WHAT THE TASK ASKS: Print the listing below verbatim, passing over each picture.

DATA TO PROCESS:

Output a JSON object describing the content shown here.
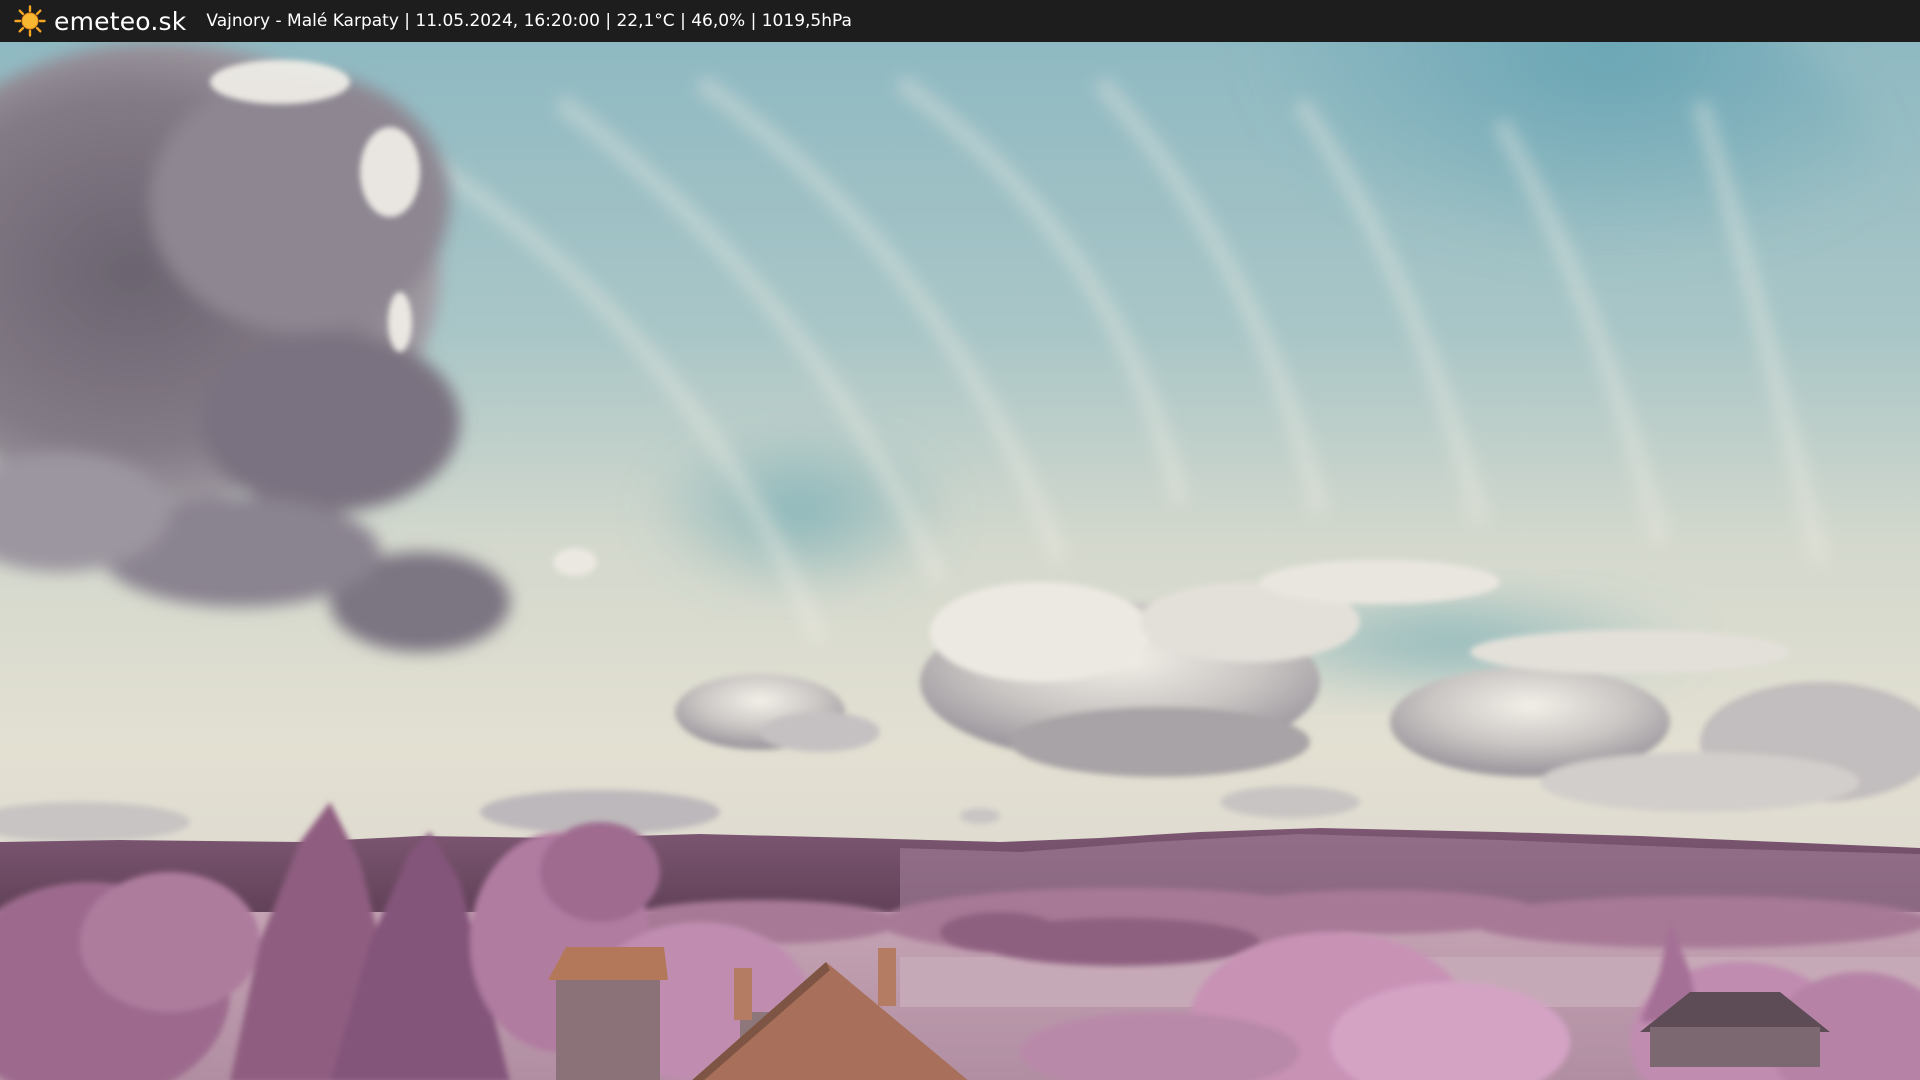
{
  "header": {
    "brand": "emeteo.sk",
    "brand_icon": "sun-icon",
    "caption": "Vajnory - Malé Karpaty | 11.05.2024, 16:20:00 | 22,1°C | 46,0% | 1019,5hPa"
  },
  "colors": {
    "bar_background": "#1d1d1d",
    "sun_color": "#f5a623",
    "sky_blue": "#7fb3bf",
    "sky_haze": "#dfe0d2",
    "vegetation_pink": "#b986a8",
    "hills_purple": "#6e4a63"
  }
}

ANSWER SECTION:
Output a JSON object describing the content shown here.
{
  "header": {
    "brand": "emeteo.sk",
    "brand_icon": "sun-icon",
    "caption": "Vajnory - Malé Karpaty | 11.05.2024, 16:20:00 | 22,1°C | 46,0% | 1019,5hPa"
  },
  "colors": {
    "bar_background": "#1d1d1d",
    "sun_color": "#f5a623",
    "sky_blue": "#7fb3bf",
    "sky_haze": "#dfe0d2",
    "vegetation_pink": "#b986a8",
    "hills_purple": "#6e4a63"
  }
}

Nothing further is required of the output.